Data section ::
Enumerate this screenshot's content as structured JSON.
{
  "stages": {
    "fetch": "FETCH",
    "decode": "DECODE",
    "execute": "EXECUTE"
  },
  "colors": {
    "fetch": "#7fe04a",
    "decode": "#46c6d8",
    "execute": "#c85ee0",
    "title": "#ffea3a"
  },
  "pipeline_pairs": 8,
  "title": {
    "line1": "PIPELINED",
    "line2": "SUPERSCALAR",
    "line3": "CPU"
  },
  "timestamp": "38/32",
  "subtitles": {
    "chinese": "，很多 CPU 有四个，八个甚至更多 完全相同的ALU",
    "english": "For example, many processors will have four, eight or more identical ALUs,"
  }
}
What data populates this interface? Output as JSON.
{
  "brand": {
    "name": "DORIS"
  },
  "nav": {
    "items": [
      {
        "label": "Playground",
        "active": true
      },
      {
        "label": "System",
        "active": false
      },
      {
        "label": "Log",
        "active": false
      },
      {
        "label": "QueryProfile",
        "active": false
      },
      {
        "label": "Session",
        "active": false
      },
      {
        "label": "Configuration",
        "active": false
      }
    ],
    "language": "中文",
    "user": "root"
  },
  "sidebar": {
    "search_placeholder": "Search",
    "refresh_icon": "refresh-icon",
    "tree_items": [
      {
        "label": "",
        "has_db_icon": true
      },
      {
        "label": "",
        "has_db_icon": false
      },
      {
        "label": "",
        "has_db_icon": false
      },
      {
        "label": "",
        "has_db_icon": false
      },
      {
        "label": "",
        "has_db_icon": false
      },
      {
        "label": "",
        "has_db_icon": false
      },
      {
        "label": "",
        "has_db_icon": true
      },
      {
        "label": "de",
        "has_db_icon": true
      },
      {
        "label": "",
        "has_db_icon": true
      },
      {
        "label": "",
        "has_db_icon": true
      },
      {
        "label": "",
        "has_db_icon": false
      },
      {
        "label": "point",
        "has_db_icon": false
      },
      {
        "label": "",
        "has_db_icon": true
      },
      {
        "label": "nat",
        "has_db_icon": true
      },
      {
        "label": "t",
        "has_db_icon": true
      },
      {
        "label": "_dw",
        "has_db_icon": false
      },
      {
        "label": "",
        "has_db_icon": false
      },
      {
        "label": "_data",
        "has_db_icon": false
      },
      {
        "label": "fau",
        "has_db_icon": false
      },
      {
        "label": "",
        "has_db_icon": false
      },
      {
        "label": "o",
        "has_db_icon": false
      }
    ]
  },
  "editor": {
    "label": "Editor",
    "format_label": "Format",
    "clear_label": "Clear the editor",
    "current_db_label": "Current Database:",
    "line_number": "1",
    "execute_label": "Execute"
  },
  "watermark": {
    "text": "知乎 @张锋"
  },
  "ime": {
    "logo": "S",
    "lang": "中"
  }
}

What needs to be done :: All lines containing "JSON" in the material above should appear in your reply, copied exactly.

Exercise result ::
Enumerate this screenshot's content as structured JSON.
What data populates this interface? Output as JSON.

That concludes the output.